> [ABOUT THIS TASK]: No pictures belong in the copy. Restate the rest of the data exactly.

%%

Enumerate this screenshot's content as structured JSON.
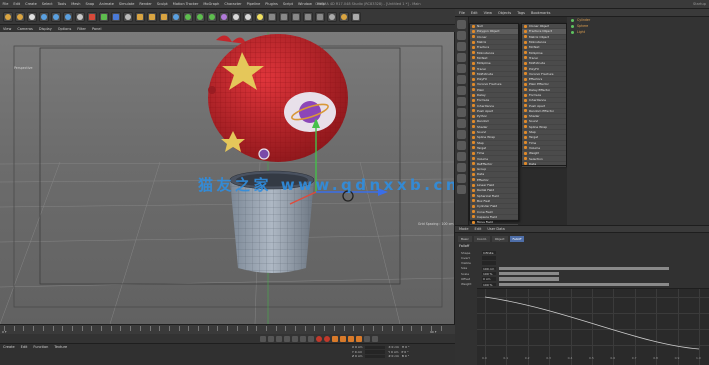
{
  "window": {
    "title": "CINEMA 4D R17.048 Studio (RC83328) - [Untitled 1 *] - Main",
    "right_text": "Startup"
  },
  "menubar": [
    "File",
    "Edit",
    "Create",
    "Select",
    "Tools",
    "Mesh",
    "Snap",
    "Animate",
    "Simulate",
    "Render",
    "Sculpt",
    "Motion Tracker",
    "MoGraph",
    "Character",
    "Pipeline",
    "Plugins",
    "Script",
    "Window",
    "Help"
  ],
  "viewport": {
    "menu": [
      "View",
      "Cameras",
      "Display",
      "Options",
      "Filter",
      "Panel"
    ],
    "label": "Perspective",
    "resolution": "Grid Spacing : 100 cm"
  },
  "watermark": "猫友之家 www.qdnxxb.cn",
  "popup_left": [
    "Null",
    "Polygon Object",
    "Cloner",
    "Matrix",
    "Fracture",
    "MoInstance",
    "MoText",
    "MoSpline",
    "Tracer",
    "MoExtrude",
    "PolyFX",
    "Voronoi Fracture",
    "Plain",
    "Delay",
    "Formula",
    "Inheritance",
    "Push Apart",
    "Python",
    "Random",
    "Shader",
    "Sound",
    "Spline Wrap",
    "Step",
    "Target",
    "Time",
    "Volume",
    "ReEffector",
    "Group",
    "Data",
    "Effector",
    "Linear Field",
    "Radial Field",
    "Spherical Field",
    "Box Field",
    "Cylinder Field",
    "Cone Field",
    "Capsule Field",
    "Torus Field"
  ],
  "popup_right": [
    "Cloner Object",
    "Fracture Object",
    "Matrix Object",
    "MoInstance",
    "MoText",
    "MoSpline",
    "Tracer",
    "MoExtrude",
    "PolyFX",
    "Voronoi Fracture",
    "Effectors",
    "Plain Effector",
    "Delay Effector",
    "Formula",
    "Inheritance",
    "Push Apart",
    "Random Effector",
    "Shader",
    "Sound",
    "Spline Wrap",
    "Step",
    "Target",
    "Time",
    "Volume",
    "Weight",
    "Selection",
    "Data"
  ],
  "object_manager": {
    "menu": [
      "File",
      "Edit",
      "View",
      "Objects",
      "Tags",
      "Bookmarks"
    ],
    "objects": [
      "Cylinder",
      "Sphere",
      "Light"
    ]
  },
  "attributes": {
    "menu": [
      "Mode",
      "Edit",
      "User Data"
    ],
    "tabs": [
      "Basic",
      "Coord.",
      "Object",
      "Falloff"
    ],
    "active_tab": "Falloff",
    "section": "Falloff",
    "rows": [
      {
        "label": "Shape",
        "value": "Infinite"
      },
      {
        "label": "Invert",
        "value": ""
      },
      {
        "label": "Visible",
        "value": ""
      },
      {
        "label": "Size",
        "value": "100 cm"
      },
      {
        "label": "Scale",
        "value": "100 %"
      },
      {
        "label": "Offset",
        "value": "0 cm"
      },
      {
        "label": "Weight",
        "value": "100 %"
      }
    ],
    "graph_x": [
      "0.0",
      "0.1",
      "0.2",
      "0.3",
      "0.4",
      "0.5",
      "0.6",
      "0.7",
      "0.8",
      "0.9",
      "1.0"
    ]
  },
  "bottom": {
    "tabs": [
      "Create",
      "Edit",
      "Function",
      "Texture"
    ],
    "coords": [
      {
        "label": "X 0 cm",
        "size": "X 0 cm",
        "rot": "H 0 °"
      },
      {
        "label": "Y 0 cm",
        "size": "Y 0 cm",
        "rot": "P 0 °"
      },
      {
        "label": "Z 0 cm",
        "size": "Z 0 cm",
        "rot": "B 0 °"
      }
    ]
  },
  "timeline": {
    "start": "0 F",
    "end": "90 F"
  },
  "colors": {
    "accent": "#e08a2a",
    "selection": "#4e6ea8",
    "watermark": "#2f8ee0",
    "pig_body": "#c4262b",
    "cup_body": "#8e9aa8"
  }
}
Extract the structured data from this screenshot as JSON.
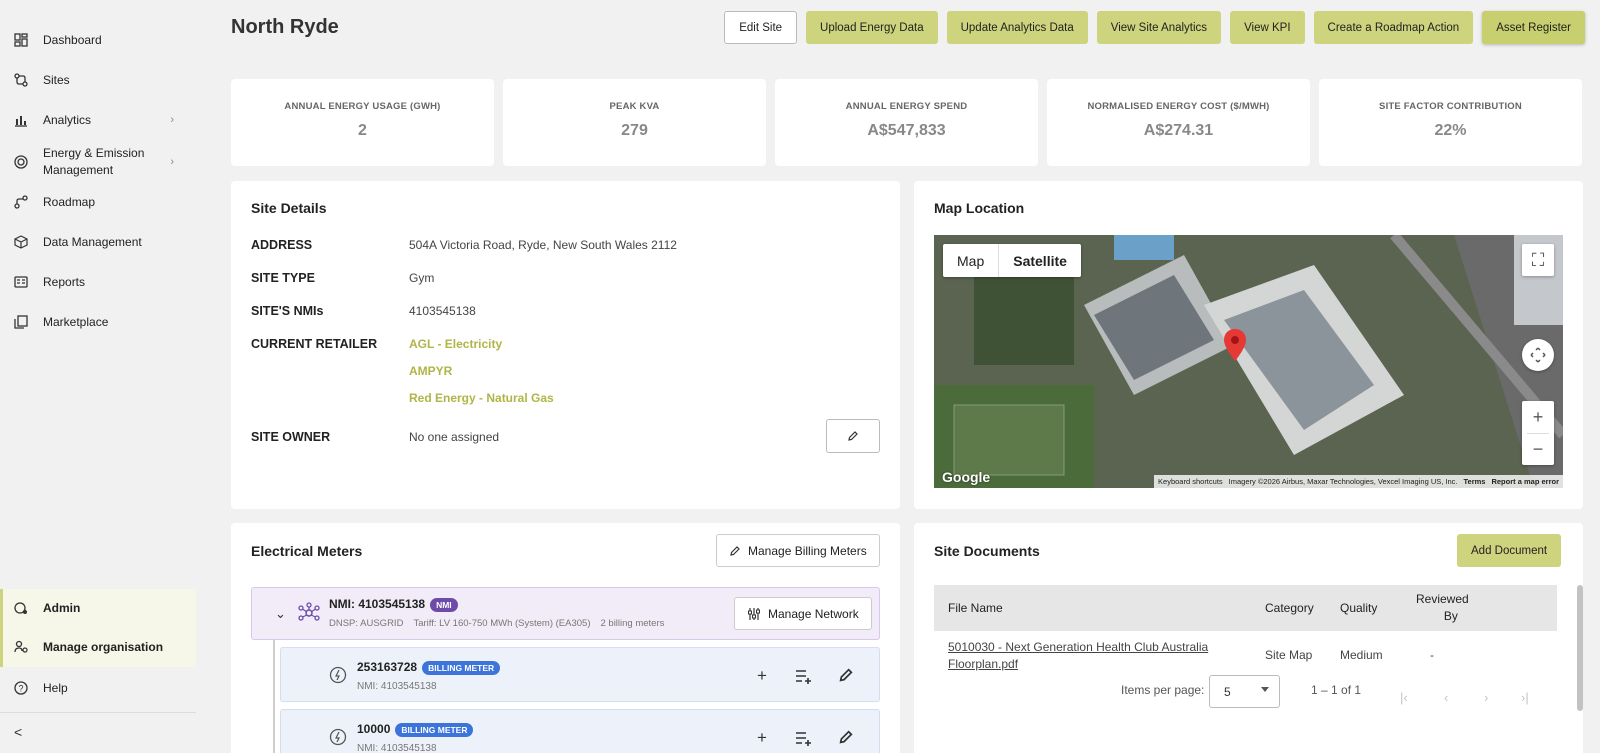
{
  "sidebar": {
    "items": [
      {
        "label": "Dashboard",
        "icon": "dashboard-icon"
      },
      {
        "label": "Sites",
        "icon": "sites-icon"
      },
      {
        "label": "Analytics",
        "icon": "bar-chart-icon"
      },
      {
        "label": "Energy & Emission Management",
        "icon": "target-icon"
      },
      {
        "label": "Roadmap",
        "icon": "roadmap-icon"
      },
      {
        "label": "Data Management",
        "icon": "cube-icon"
      },
      {
        "label": "Reports",
        "icon": "report-icon"
      },
      {
        "label": "Marketplace",
        "icon": "marketplace-icon"
      }
    ],
    "bottom_items": [
      {
        "label": "Admin",
        "icon": "admin-icon"
      },
      {
        "label": "Manage organisation",
        "icon": "manage-org-icon"
      },
      {
        "label": "Help",
        "icon": "help-icon"
      }
    ],
    "collapse_glyph": "<"
  },
  "header": {
    "title": "North Ryde",
    "buttons": [
      "Edit Site",
      "Upload Energy Data",
      "Update Analytics Data",
      "View Site Analytics",
      "View KPI",
      "Create a Roadmap Action",
      "Asset Register"
    ]
  },
  "kpis": [
    {
      "label": "ANNUAL ENERGY USAGE (GWH)",
      "value": "2"
    },
    {
      "label": "PEAK KVA",
      "value": "279"
    },
    {
      "label": "ANNUAL ENERGY SPEND",
      "value": "A$547,833"
    },
    {
      "label": "NORMALISED ENERGY COST ($/MWH)",
      "value": "A$274.31"
    },
    {
      "label": "SITE FACTOR CONTRIBUTION",
      "value": "22%"
    }
  ],
  "site_details": {
    "title": "Site Details",
    "address_label": "ADDRESS",
    "address": "504A Victoria Road, Ryde, New South Wales 2112",
    "site_type_label": "SITE TYPE",
    "site_type": "Gym",
    "nmis_label": "SITE'S NMIs",
    "nmis": "4103545138",
    "retailer_label": "CURRENT RETAILER",
    "retailers": [
      "AGL - Electricity",
      "AMPYR",
      "Red Energy - Natural Gas"
    ],
    "owner_label": "SITE OWNER",
    "owner": "No one assigned"
  },
  "map": {
    "title": "Map Location",
    "tab_map": "Map",
    "tab_satellite": "Satellite",
    "google": "Google",
    "attribution": [
      "Keyboard shortcuts",
      "Imagery ©2026 Airbus, Maxar Technologies, Vexcel Imaging US, Inc.",
      "Terms",
      "Report a map error"
    ]
  },
  "meters": {
    "title": "Electrical Meters",
    "manage_billing": "Manage Billing Meters",
    "nmi_title": "NMI: 4103545138",
    "nmi_badge": "NMI",
    "nmi_dnsp": "DNSP: AUSGRID",
    "nmi_tariff": "Tariff: LV 160-750 MWh (System) (EA305)",
    "nmi_count": "2 billing meters",
    "manage_network": "Manage Network",
    "rows": [
      {
        "number": "253163728",
        "badge": "BILLING METER",
        "nmi": "NMI: 4103545138"
      },
      {
        "number": "10000",
        "badge": "BILLING METER",
        "nmi": "NMI: 4103545138"
      }
    ]
  },
  "documents": {
    "title": "Site Documents",
    "add_button": "Add Document",
    "columns": {
      "file": "File Name",
      "category": "Category",
      "quality": "Quality",
      "reviewed_1": "Reviewed",
      "reviewed_2": "By"
    },
    "row": {
      "file_1": "5010030 - Next Generation Health Club Australia",
      "file_2": "Floorplan.pdf",
      "category": "Site Map",
      "quality": "Medium",
      "reviewed": "-"
    },
    "items_per_page_label": "Items per page:",
    "items_per_page": "5",
    "range": "1 – 1 of 1"
  },
  "colors": {
    "accent": "#cdd47d",
    "retailer": "#b0b547",
    "nmi_badge": "#6d4ba8",
    "billing_badge": "#3c74d9"
  }
}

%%

> [OUTPUT]:
Enumerate this screenshot's content as structured JSON.
{
  "window": {
    "title": "CINEMA 4D R17.048 Studio (RC83328) - [Untitled 1 *] - Main",
    "right_text": "Startup"
  },
  "menubar": [
    "File",
    "Edit",
    "Create",
    "Select",
    "Tools",
    "Mesh",
    "Snap",
    "Animate",
    "Simulate",
    "Render",
    "Sculpt",
    "Motion Tracker",
    "MoGraph",
    "Character",
    "Pipeline",
    "Plugins",
    "Script",
    "Window",
    "Help"
  ],
  "viewport": {
    "menu": [
      "View",
      "Cameras",
      "Display",
      "Options",
      "Filter",
      "Panel"
    ],
    "label": "Perspective",
    "resolution": "Grid Spacing : 100 cm"
  },
  "watermark": "猫友之家 www.qdnxxb.cn",
  "popup_left": [
    "Null",
    "Polygon Object",
    "Cloner",
    "Matrix",
    "Fracture",
    "MoInstance",
    "MoText",
    "MoSpline",
    "Tracer",
    "MoExtrude",
    "PolyFX",
    "Voronoi Fracture",
    "Plain",
    "Delay",
    "Formula",
    "Inheritance",
    "Push Apart",
    "Python",
    "Random",
    "Shader",
    "Sound",
    "Spline Wrap",
    "Step",
    "Target",
    "Time",
    "Volume",
    "ReEffector",
    "Group",
    "Data",
    "Effector",
    "Linear Field",
    "Radial Field",
    "Spherical Field",
    "Box Field",
    "Cylinder Field",
    "Cone Field",
    "Capsule Field",
    "Torus Field"
  ],
  "popup_right": [
    "Cloner Object",
    "Fracture Object",
    "Matrix Object",
    "MoInstance",
    "MoText",
    "MoSpline",
    "Tracer",
    "MoExtrude",
    "PolyFX",
    "Voronoi Fracture",
    "Effectors",
    "Plain Effector",
    "Delay Effector",
    "Formula",
    "Inheritance",
    "Push Apart",
    "Random Effector",
    "Shader",
    "Sound",
    "Spline Wrap",
    "Step",
    "Target",
    "Time",
    "Volume",
    "Weight",
    "Selection",
    "Data"
  ],
  "object_manager": {
    "menu": [
      "File",
      "Edit",
      "View",
      "Objects",
      "Tags",
      "Bookmarks"
    ],
    "objects": [
      "Cylinder",
      "Sphere",
      "Light"
    ]
  },
  "attributes": {
    "menu": [
      "Mode",
      "Edit",
      "User Data"
    ],
    "tabs": [
      "Basic",
      "Coord.",
      "Object",
      "Falloff"
    ],
    "active_tab": "Falloff",
    "section": "Falloff",
    "rows": [
      {
        "label": "Shape",
        "value": "Infinite"
      },
      {
        "label": "Invert",
        "value": ""
      },
      {
        "label": "Visible",
        "value": ""
      },
      {
        "label": "Size",
        "value": "100 cm"
      },
      {
        "label": "Scale",
        "value": "100 %"
      },
      {
        "label": "Offset",
        "value": "0 cm"
      },
      {
        "label": "Weight",
        "value": "100 %"
      }
    ],
    "graph_x": [
      "0.0",
      "0.1",
      "0.2",
      "0.3",
      "0.4",
      "0.5",
      "0.6",
      "0.7",
      "0.8",
      "0.9",
      "1.0"
    ]
  },
  "bottom": {
    "tabs": [
      "Create",
      "Edit",
      "Function",
      "Texture"
    ],
    "coords": [
      {
        "label": "X 0 cm",
        "size": "X 0 cm",
        "rot": "H 0 °"
      },
      {
        "label": "Y 0 cm",
        "size": "Y 0 cm",
        "rot": "P 0 °"
      },
      {
        "label": "Z 0 cm",
        "size": "Z 0 cm",
        "rot": "B 0 °"
      }
    ]
  },
  "timeline": {
    "start": "0 F",
    "end": "90 F"
  },
  "colors": {
    "accent": "#e08a2a",
    "selection": "#4e6ea8",
    "watermark": "#2f8ee0",
    "pig_body": "#c4262b",
    "cup_body": "#8e9aa8"
  }
}
Extract the structured data from this screenshot as JSON.
{
  "sidebar": {
    "items": [
      {
        "label": "Dashboard",
        "icon": "dashboard-icon"
      },
      {
        "label": "Sites",
        "icon": "sites-icon"
      },
      {
        "label": "Analytics",
        "icon": "bar-chart-icon"
      },
      {
        "label": "Energy & Emission Management",
        "icon": "target-icon"
      },
      {
        "label": "Roadmap",
        "icon": "roadmap-icon"
      },
      {
        "label": "Data Management",
        "icon": "cube-icon"
      },
      {
        "label": "Reports",
        "icon": "report-icon"
      },
      {
        "label": "Marketplace",
        "icon": "marketplace-icon"
      }
    ],
    "bottom_items": [
      {
        "label": "Admin",
        "icon": "admin-icon"
      },
      {
        "label": "Manage organisation",
        "icon": "manage-org-icon"
      },
      {
        "label": "Help",
        "icon": "help-icon"
      }
    ],
    "collapse_glyph": "<"
  },
  "header": {
    "title": "North Ryde",
    "buttons": [
      "Edit Site",
      "Upload Energy Data",
      "Update Analytics Data",
      "View Site Analytics",
      "View KPI",
      "Create a Roadmap Action",
      "Asset Register"
    ]
  },
  "kpis": [
    {
      "label": "ANNUAL ENERGY USAGE (GWH)",
      "value": "2"
    },
    {
      "label": "PEAK KVA",
      "value": "279"
    },
    {
      "label": "ANNUAL ENERGY SPEND",
      "value": "A$547,833"
    },
    {
      "label": "NORMALISED ENERGY COST ($/MWH)",
      "value": "A$274.31"
    },
    {
      "label": "SITE FACTOR CONTRIBUTION",
      "value": "22%"
    }
  ],
  "site_details": {
    "title": "Site Details",
    "address_label": "ADDRESS",
    "address": "504A Victoria Road, Ryde, New South Wales 2112",
    "site_type_label": "SITE TYPE",
    "site_type": "Gym",
    "nmis_label": "SITE'S NMIs",
    "nmis": "4103545138",
    "retailer_label": "CURRENT RETAILER",
    "retailers": [
      "AGL - Electricity",
      "AMPYR",
      "Red Energy - Natural Gas"
    ],
    "owner_label": "SITE OWNER",
    "owner": "No one assigned"
  },
  "map": {
    "title": "Map Location",
    "tab_map": "Map",
    "tab_satellite": "Satellite",
    "google": "Google",
    "attribution": [
      "Keyboard shortcuts",
      "Imagery ©2026 Airbus, Maxar Technologies, Vexcel Imaging US, Inc.",
      "Terms",
      "Report a map error"
    ]
  },
  "meters": {
    "title": "Electrical Meters",
    "manage_billing": "Manage Billing Meters",
    "nmi_title": "NMI: 4103545138",
    "nmi_badge": "NMI",
    "nmi_dnsp": "DNSP: AUSGRID",
    "nmi_tariff": "Tariff: LV 160-750 MWh (System) (EA305)",
    "nmi_count": "2 billing meters",
    "manage_network": "Manage Network",
    "rows": [
      {
        "number": "253163728",
        "badge": "BILLING METER",
        "nmi": "NMI: 4103545138"
      },
      {
        "number": "10000",
        "badge": "BILLING METER",
        "nmi": "NMI: 4103545138"
      }
    ]
  },
  "documents": {
    "title": "Site Documents",
    "add_button": "Add Document",
    "columns": {
      "file": "File Name",
      "category": "Category",
      "quality": "Quality",
      "reviewed_1": "Reviewed",
      "reviewed_2": "By"
    },
    "row": {
      "file_1": "5010030 - Next Generation Health Club Australia",
      "file_2": "Floorplan.pdf",
      "category": "Site Map",
      "quality": "Medium",
      "reviewed": "-"
    },
    "items_per_page_label": "Items per page:",
    "items_per_page": "5",
    "range": "1 – 1 of 1"
  },
  "colors": {
    "accent": "#cdd47d",
    "retailer": "#b0b547",
    "nmi_badge": "#6d4ba8",
    "billing_badge": "#3c74d9"
  }
}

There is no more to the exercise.